Cucumbers.. they just scream summer time. Cool, sweet, refreshing.. perfect for that hot sticky day. You think of this as you select the strains and start the seeds.. transplanting them carefully.. names like Marketmore 76, Straight Eight, Champion, Boothby's Blonde, Sugar Crunch.. Waiting for the first flowers to appear, all bright yellow and full of promise.
After the tease of the first flowers all being male.. finally... a female and it sets fruit! Staring at it everyday checking the progress, and the moment comes! Picking the prize you tended in your garden, you race off to taste your achievement...... and it's bitter. Really bitter.. some can be bitter enough to trigger a need to vomit. No joke.
Some strains are more prone to being bitter than others, but all cucumbers... ALL cucumbers have the ability to produce cucurbitacin. That would be the culprit that fouls the flavor of this fine fruit. Cucumbers produce this commonly in the plant's roots, stems, leaves.. and every now and then in domesticated strains it wanders into the fruit. It spreads along starting from the stem end and progresses towards the blossom end.
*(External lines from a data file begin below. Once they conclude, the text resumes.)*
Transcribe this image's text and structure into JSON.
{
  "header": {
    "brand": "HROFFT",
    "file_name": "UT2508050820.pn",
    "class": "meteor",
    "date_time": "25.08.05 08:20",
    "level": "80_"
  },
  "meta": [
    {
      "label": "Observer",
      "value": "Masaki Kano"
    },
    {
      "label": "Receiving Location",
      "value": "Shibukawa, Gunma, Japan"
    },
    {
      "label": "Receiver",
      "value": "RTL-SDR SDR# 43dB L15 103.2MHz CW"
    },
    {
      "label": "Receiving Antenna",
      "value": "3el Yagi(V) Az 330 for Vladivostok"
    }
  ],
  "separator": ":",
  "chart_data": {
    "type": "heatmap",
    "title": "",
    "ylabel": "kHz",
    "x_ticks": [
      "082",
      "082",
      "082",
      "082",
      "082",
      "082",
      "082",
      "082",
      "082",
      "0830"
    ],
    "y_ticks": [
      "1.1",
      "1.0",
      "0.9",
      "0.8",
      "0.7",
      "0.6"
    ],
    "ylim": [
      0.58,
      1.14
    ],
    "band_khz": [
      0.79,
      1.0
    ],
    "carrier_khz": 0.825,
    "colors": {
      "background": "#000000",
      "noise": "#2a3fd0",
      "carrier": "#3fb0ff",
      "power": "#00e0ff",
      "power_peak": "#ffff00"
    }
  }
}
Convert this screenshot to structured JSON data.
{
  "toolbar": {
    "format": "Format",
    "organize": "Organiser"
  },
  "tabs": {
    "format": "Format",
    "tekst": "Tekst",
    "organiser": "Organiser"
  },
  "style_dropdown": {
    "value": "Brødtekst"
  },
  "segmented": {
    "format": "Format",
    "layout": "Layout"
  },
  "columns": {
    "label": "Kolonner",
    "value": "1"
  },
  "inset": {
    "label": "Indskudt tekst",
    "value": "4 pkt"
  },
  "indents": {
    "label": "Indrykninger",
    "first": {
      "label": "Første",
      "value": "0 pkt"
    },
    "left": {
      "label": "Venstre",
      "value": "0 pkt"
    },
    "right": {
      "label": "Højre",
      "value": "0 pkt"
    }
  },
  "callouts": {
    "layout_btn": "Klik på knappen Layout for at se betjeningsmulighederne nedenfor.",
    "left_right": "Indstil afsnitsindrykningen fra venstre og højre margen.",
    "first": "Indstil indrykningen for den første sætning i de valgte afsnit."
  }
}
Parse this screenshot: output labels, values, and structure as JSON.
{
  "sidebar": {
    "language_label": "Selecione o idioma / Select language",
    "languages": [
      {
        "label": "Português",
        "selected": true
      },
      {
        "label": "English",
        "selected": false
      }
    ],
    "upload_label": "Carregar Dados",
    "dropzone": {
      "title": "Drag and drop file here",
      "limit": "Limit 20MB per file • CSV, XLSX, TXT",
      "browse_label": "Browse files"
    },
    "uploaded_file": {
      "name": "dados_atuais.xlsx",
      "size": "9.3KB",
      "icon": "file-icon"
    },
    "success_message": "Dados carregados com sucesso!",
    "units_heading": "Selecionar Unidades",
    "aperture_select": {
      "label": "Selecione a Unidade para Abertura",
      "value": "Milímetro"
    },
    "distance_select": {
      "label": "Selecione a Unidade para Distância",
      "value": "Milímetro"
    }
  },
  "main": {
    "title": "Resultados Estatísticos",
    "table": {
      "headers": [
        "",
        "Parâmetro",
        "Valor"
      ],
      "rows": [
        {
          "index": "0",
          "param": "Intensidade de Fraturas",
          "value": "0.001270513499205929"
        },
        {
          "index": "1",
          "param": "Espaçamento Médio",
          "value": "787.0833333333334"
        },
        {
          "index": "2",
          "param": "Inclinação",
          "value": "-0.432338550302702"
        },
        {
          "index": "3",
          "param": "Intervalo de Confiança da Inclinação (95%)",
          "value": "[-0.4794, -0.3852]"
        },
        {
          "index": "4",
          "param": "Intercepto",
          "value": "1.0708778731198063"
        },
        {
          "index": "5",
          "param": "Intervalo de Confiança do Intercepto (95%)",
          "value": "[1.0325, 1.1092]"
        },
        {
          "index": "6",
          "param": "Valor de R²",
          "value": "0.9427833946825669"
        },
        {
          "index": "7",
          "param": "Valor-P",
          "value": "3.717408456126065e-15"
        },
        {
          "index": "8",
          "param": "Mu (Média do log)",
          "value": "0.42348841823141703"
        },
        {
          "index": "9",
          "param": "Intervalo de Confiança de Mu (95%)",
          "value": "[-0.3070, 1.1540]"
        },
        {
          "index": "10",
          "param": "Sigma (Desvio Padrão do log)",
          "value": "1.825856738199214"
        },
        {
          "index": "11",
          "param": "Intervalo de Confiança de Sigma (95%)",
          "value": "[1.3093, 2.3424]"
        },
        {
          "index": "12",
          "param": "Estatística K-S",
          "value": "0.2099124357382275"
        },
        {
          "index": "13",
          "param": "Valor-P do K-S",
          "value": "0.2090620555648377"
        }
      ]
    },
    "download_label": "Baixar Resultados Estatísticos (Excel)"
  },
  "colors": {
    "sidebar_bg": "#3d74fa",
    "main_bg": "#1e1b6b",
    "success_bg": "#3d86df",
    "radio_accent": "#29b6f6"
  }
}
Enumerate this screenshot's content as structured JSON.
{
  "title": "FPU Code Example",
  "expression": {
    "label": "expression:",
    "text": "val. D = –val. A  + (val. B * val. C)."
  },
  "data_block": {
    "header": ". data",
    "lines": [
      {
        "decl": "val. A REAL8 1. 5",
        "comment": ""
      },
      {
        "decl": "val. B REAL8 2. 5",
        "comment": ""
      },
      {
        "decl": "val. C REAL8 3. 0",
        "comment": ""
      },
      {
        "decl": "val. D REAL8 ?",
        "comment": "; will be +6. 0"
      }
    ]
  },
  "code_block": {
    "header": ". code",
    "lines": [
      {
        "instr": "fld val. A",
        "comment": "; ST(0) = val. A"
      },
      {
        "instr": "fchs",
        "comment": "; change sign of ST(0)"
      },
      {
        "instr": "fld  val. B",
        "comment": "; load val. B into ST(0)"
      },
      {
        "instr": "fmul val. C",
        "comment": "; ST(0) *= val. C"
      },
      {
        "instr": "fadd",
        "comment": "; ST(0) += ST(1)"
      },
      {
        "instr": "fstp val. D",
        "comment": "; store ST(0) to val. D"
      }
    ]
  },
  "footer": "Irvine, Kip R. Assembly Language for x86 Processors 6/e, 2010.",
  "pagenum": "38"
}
Some can be saved to a degree by peeling them under running water starting at the blossom end and peeling towards the stem end, rinsing the peeler as you go, and making sure to get the green layer as well under the skin. The bitterness can vary from cuke to cuke from the same plant. Think of it this way.. when the plant is stressed it is producing Cucurbitacin to protect itself, minimizing stress and you try to halt this self defense response.
Cucurbitacin is a defense mechanism for the plant to try to repel herbivores. In high amounts it is actually toxic. To actually be able to eat enough to be toxic.. you'd have to have no tastebuds and a stomach of steel... or be a cucumber beetle. Cruel joke isn't it? Cucurbitacin attracts cucumber beetles.. it actually puts them in eating overdrive. Here's another tidbit.. in the larval stages those beetles are also known as corn rootworms.
I have the joys of the Southern variety occasionally wandering in my yard... although they are usually somewhat lost... muahahaha.
Back to the bitters.. temperature plays a part in tendencies of bitterness to show up, but a bigger trigger is plant stress. Heat and drought... in many areas that would be commonly called.. summer. To minimize bitter issues in cucumbers, you have to work from the ground up. Amending the soil with compost will add nutrients and top dressing or using compost teas will also help. If you can swing getting your soil tested so you can refine what elements need to be added is always extremely helpful. Make sure to keep an eye on soil moisture (ESPECIALLY in container plants.) Mulch helps, but also make sure at the end of the season you hot compost the bejeezus out of it if you have cucumber beetle issues. Also.. inadequate pollination can effect the flavor.
The ultimate way to make sure your cucumbers are never ever bitter? Don't plant cukes. Seriously.. try opting for Armenian which is actually a melon. If you can't live without cucumber in your diet and yet can never seem to avoid growing intensely bitter cukes.. give it a try, you won't regret it.
* I suppose next I will jump into cucumber beetles and post links for places to get soil tested.